Obedience and trust in God go hand in hand. You see, sometimes we just have to say, "I donít really know how this is going to turn out, but I believe that God knows what he is doing and I trust his love for me."
We can be scared stiff by the personal problems that we are facing, our financial struggles.
We can be worried about the decline in the number of people attending worship worldwide.
We donít know why there is such a lack of commitment by so many people to God, his Church, and what God wants to do through his church for the people of this community.
We can be overwhelmed by the myriad of challenges the Lord places before us because we donít have resources to do what God is asking.
Our heads can swim at all the possibilities that God has placed before this congregation that we wonder if we will ever be able to rise to the occasion and faithfully carry out God's plans.

God will provide. Are we ready to say that, in full trust? God may not meet all of our requests right now. He may not give us the people we need to carry out certain plans right now. A certain kind of ministry may have to be left unfulfilled until God supplies us with the right people to be able to move forward. But God will provide. He will provide a way for his plans to be carried out. There is little point in God giving us so many opportunities to minister to others and leaving us high and dry to work it all out by ourselves.  By the way, this isn't an invitation to laziness or doing nothing saying, "Let's not do anything until the Lord provides." Rather an invitation to trust and be open to the way God provides especially through us.

The God whom we serve is faithful and true. This Old Testament event reminds us of our heavenly Father who was prepared to sacrifice his only Son. God did not spare his own Son. Since God went to this extreme for us, doesnít it follow that it is not beyond God's will and power to do extreme things through us and for us?

The real test of love is in the sacrifice that love is willing to make. God's love went to the limit. He might have argued "Why should I? They arenít worth it." He might have reasoned, "Why bother? They will reject it anyway."

Like Abraham, he took his Son - his only Son whom he loved more dearly than Abraham could ever love Isaac - and put him on the wooden altar shaped into a cross. His love for us compelled him to give the best he had.
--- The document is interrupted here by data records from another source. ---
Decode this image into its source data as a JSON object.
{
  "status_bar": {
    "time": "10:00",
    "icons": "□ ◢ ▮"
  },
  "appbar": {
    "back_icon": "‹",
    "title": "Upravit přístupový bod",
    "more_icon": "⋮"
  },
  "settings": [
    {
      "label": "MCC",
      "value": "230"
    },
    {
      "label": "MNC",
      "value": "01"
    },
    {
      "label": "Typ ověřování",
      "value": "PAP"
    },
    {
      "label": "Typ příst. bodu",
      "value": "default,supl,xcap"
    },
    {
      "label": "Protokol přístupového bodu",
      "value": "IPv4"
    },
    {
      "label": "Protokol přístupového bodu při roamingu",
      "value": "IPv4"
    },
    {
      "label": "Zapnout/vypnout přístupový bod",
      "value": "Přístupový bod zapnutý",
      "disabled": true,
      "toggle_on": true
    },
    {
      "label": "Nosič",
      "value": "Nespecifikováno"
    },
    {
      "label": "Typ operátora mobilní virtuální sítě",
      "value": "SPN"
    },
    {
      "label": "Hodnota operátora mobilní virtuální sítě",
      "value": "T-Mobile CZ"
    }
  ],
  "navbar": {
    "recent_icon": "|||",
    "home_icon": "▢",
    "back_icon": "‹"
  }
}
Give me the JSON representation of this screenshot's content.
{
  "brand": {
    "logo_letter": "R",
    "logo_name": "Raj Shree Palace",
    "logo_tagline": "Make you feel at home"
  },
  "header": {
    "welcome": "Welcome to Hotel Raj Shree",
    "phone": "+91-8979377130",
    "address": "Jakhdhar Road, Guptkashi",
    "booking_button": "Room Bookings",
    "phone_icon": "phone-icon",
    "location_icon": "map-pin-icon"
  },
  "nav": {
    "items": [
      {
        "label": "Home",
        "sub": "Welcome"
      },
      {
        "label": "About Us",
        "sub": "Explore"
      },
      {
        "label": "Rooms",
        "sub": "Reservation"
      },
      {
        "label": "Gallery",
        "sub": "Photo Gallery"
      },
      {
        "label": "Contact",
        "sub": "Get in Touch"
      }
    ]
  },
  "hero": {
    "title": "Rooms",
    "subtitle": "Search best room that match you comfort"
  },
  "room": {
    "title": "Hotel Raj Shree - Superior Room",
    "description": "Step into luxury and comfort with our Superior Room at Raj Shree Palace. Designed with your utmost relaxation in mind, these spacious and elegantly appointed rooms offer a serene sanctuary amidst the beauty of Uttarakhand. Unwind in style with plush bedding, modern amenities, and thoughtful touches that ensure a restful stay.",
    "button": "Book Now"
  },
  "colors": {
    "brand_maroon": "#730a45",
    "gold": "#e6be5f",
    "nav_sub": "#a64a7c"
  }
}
Love made a Father sacrifice his Son. Donít be surprised if love, especially love for God, will cause you to do extreme things, to make sacrifices that you would not have otherwise made.

What we need to see clearly is that God is working out his purpose in our lives. What is important is his plan for us. The good news is not that we have a wonderful plan for our lives and our church and God will help us to accomplish it; but that God has a wonderful plan for our lives and our church and yes he will provide a way for us to accomplish it. He knows what we need, where we need it, and when we need it. "The Lord provides."

© Pastor Vince Gerhardy
29th June 2008
E-mail: gerhardy65@hotmail.com

Home / Sermons

Except where otherwise noted, Scripture quotations are from the Good News Bible, © American Bible Society, revised Australian edition 1994.
All material written by Vince Gerhardy is copyright, but permission is freely given for limited use.
Please e-mail for permission, or with questions or comments about this web site.